## [LISTED ENTRIES]
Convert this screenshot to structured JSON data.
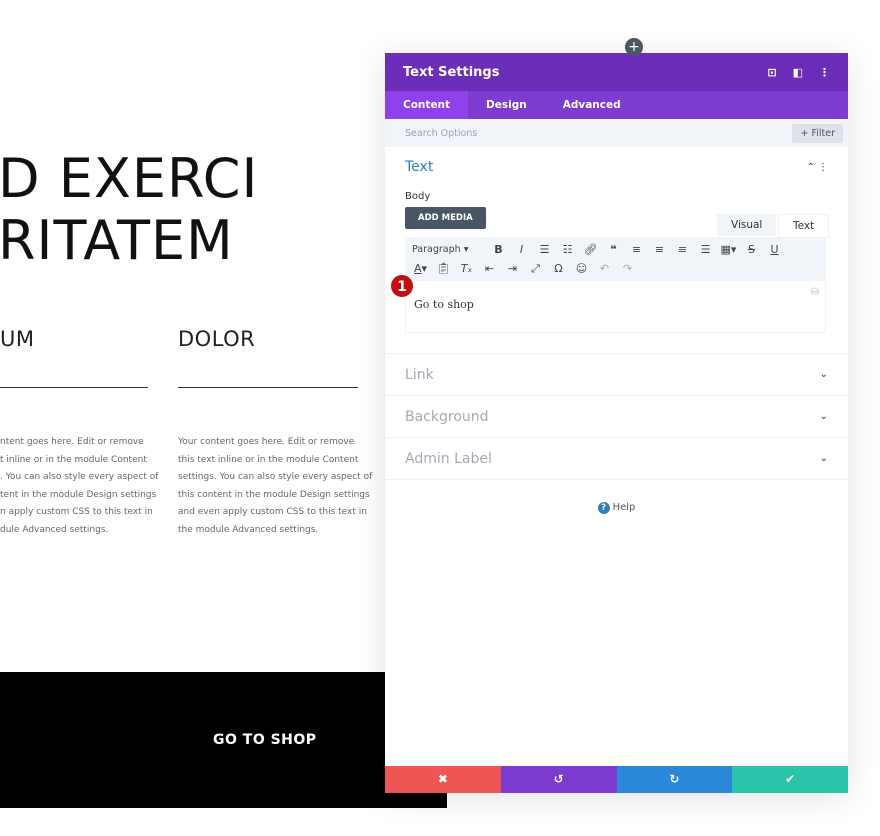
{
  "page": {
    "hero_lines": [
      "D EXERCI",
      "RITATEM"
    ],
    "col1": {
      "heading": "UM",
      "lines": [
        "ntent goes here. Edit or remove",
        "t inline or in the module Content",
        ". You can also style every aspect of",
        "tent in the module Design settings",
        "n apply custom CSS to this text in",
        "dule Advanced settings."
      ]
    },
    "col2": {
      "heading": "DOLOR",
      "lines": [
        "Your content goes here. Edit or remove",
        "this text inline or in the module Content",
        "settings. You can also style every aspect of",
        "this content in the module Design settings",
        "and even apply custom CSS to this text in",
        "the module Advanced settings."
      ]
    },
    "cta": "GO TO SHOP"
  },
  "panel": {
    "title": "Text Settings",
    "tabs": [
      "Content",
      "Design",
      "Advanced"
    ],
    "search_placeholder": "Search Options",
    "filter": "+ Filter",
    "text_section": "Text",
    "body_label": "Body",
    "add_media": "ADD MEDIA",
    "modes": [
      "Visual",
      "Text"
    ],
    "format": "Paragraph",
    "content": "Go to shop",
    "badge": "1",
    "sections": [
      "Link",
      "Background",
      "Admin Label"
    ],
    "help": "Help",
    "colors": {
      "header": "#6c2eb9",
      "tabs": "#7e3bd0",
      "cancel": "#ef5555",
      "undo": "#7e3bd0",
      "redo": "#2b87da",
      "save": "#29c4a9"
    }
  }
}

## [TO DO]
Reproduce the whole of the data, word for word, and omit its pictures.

## [EXPECTED ANSWER]
Convert this screenshot to structured JSON data.
{
  "page": {
    "hero_lines": [
      "D EXERCI",
      "RITATEM"
    ],
    "col1": {
      "heading": "UM",
      "lines": [
        "ntent goes here. Edit or remove",
        "t inline or in the module Content",
        ". You can also style every aspect of",
        "tent in the module Design settings",
        "n apply custom CSS to this text in",
        "dule Advanced settings."
      ]
    },
    "col2": {
      "heading": "DOLOR",
      "lines": [
        "Your content goes here. Edit or remove",
        "this text inline or in the module Content",
        "settings. You can also style every aspect of",
        "this content in the module Design settings",
        "and even apply custom CSS to this text in",
        "the module Advanced settings."
      ]
    },
    "cta": "GO TO SHOP"
  },
  "panel": {
    "title": "Text Settings",
    "tabs": [
      "Content",
      "Design",
      "Advanced"
    ],
    "search_placeholder": "Search Options",
    "filter": "+ Filter",
    "text_section": "Text",
    "body_label": "Body",
    "add_media": "ADD MEDIA",
    "modes": [
      "Visual",
      "Text"
    ],
    "format": "Paragraph",
    "content": "Go to shop",
    "badge": "1",
    "sections": [
      "Link",
      "Background",
      "Admin Label"
    ],
    "help": "Help",
    "colors": {
      "header": "#6c2eb9",
      "tabs": "#7e3bd0",
      "cancel": "#ef5555",
      "undo": "#7e3bd0",
      "redo": "#2b87da",
      "save": "#29c4a9"
    }
  }
}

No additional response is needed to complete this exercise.